AB - PURPOSE. To determine the feasibility of using magnetization transfer contrast-enhanced magnetic resonance imaging (MRI) to track cataractous lens changes. METHODS. A fast spin-echo sequence was modified to include a magnetization transfer contrast (MTC) preparation pulse train. This consisted of twenty 8.5-msec sinc pulses, 1200 Hz upfield from the water resonance and 1.2-Hz power. The MTC preparation pulse was followed by acquisition through fast spin-echo imaging.
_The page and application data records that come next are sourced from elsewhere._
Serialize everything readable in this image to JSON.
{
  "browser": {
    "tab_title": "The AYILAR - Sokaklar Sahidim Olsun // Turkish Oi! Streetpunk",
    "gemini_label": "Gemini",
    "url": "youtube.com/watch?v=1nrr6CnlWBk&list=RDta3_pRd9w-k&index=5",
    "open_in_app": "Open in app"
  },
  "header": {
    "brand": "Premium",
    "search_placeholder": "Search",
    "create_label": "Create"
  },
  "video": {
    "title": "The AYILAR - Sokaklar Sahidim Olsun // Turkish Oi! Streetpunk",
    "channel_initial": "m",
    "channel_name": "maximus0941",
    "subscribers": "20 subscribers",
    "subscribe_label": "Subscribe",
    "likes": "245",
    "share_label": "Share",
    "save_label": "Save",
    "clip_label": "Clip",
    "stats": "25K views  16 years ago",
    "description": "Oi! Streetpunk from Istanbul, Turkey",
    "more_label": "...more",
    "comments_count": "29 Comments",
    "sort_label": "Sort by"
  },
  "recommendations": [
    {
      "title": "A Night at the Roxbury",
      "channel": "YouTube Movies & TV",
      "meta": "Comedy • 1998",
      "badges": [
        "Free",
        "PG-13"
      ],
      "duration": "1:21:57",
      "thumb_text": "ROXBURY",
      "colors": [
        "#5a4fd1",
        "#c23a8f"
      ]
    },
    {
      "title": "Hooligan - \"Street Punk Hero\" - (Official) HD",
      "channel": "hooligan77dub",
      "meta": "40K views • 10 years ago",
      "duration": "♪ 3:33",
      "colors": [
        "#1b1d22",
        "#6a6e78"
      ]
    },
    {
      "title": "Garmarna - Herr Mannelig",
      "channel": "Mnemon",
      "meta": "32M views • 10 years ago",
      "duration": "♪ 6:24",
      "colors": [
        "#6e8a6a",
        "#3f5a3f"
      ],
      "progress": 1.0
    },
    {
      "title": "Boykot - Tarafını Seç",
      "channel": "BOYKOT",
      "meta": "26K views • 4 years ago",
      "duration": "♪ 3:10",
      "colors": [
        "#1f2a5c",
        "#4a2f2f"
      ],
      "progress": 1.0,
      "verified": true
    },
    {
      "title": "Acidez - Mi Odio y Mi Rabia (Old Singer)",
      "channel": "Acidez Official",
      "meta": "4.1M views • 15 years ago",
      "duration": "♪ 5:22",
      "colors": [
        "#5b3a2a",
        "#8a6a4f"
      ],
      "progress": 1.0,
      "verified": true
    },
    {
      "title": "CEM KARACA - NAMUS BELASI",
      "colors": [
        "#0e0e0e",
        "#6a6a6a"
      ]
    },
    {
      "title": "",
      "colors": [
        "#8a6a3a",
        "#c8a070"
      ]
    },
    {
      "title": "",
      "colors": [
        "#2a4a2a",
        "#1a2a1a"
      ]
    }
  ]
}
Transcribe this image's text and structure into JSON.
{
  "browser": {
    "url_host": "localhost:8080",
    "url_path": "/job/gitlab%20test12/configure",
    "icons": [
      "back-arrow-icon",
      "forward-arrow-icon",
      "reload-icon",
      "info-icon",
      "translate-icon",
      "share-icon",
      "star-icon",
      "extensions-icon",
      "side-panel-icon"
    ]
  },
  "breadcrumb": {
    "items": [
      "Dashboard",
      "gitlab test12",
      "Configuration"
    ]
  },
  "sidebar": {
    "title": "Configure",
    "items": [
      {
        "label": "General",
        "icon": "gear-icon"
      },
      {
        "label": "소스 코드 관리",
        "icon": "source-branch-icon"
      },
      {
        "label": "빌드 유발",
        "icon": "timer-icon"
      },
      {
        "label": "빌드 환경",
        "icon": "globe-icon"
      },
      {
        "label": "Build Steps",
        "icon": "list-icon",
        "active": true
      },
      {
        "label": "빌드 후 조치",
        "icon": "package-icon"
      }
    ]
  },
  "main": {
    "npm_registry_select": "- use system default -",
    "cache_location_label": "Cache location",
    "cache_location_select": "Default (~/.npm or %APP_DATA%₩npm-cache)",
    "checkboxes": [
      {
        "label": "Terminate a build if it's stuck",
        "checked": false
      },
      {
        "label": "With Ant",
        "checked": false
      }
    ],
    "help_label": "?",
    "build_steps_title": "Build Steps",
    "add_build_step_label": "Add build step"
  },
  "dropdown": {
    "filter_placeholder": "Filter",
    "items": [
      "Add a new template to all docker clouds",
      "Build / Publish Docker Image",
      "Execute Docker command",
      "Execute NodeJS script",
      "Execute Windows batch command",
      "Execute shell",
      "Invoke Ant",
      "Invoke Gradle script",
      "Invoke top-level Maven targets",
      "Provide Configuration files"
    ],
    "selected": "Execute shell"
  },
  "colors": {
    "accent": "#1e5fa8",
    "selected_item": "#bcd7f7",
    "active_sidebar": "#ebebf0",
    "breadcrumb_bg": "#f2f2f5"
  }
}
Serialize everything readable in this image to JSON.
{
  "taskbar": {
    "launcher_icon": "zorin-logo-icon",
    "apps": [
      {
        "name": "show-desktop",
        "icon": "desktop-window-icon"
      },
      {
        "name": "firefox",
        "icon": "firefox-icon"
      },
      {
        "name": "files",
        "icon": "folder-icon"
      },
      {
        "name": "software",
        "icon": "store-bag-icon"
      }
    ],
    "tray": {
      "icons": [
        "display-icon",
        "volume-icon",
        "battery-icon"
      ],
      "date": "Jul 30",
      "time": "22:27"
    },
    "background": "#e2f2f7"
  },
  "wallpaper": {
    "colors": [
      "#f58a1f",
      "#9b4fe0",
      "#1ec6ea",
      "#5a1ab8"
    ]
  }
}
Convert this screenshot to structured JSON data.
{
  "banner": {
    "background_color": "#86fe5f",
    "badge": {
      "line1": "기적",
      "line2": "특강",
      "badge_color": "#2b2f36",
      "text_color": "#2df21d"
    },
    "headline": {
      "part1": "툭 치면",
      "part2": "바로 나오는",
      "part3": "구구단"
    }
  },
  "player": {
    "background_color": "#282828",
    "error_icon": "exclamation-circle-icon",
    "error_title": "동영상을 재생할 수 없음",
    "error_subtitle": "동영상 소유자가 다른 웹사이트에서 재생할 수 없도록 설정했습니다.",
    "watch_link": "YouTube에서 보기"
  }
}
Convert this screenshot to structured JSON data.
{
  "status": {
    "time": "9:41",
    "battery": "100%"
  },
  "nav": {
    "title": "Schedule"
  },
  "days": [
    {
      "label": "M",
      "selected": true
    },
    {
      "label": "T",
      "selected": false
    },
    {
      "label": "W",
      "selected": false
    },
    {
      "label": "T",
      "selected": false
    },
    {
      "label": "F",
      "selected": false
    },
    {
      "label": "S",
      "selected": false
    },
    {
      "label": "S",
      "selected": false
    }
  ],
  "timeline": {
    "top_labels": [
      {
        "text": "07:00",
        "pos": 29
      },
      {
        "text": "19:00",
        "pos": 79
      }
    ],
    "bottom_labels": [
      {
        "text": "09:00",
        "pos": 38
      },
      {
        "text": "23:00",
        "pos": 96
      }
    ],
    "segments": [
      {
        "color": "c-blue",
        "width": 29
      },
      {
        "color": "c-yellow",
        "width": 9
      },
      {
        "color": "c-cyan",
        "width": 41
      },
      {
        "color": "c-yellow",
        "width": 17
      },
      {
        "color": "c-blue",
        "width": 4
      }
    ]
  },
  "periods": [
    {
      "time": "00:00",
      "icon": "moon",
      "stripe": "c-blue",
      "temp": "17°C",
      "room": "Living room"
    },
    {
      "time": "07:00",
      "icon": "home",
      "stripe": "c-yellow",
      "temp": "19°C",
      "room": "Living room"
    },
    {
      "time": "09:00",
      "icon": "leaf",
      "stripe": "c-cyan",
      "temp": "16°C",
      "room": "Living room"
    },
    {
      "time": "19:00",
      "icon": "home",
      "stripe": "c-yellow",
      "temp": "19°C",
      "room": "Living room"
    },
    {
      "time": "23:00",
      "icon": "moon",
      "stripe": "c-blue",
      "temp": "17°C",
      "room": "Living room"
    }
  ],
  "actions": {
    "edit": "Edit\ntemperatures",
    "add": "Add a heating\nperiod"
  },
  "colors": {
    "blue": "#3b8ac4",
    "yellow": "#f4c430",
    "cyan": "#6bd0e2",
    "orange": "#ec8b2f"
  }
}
The imaging parameters were number of excitations (NEX) = 1, echo time (TE) = 14 msec, recovery time (TR) = 2 sec, echo train length of eight echos, and a matrix size of 256 x 160. To reduce motion artifacts, the volunteers were asked to fixate on a blinking LED. Normal and MTC-enhanced images were acquired from normal volunteers and volunteers with nuclear or cortical cataracts. RESULTS. The eye was adequately imaged, with few motion artifacts appearing. The lens was well resolved, despite the short T2. The cornea and ciliary body were also clearly visible. In the lens, resolution of the epithelium and cortex were enhanced with MTC. In addition, contrast-to-noise ratios were measured for each image. Examination of the contrast-to-noise ratio confirmed that MTC increased the contrast between the nucleus and cortex. Unenhanced MRIs showed significant differences between the cortex of normal volunteers and volunteers with cataracts. MTC-enhanced images improved the sensitivity to changes in the nucleus. CONCLUSIONS. In this preliminary study, we were able to use MTC-enhanced MRI to obtain high-contrast images of the human lens. Regular and enhanced MRIs detected statistically significant differences between normal and cataractous lenses.

UR - http://www.scopus.com/inward/record.url?scp=0033765369&partnerID=8YFLogxK

UR - http://www.scopus.com/inward/citedby.url?scp=0033765369&partnerID=8YFLogxK

M3 - Article

VL - 41

SP - 3878

EP - 3881

JO - Investigative Ophthalmology and Visual Science

JF - Investigative Ophthalmology and Visual Science

SN - 0146-0404

IS - 12

ER -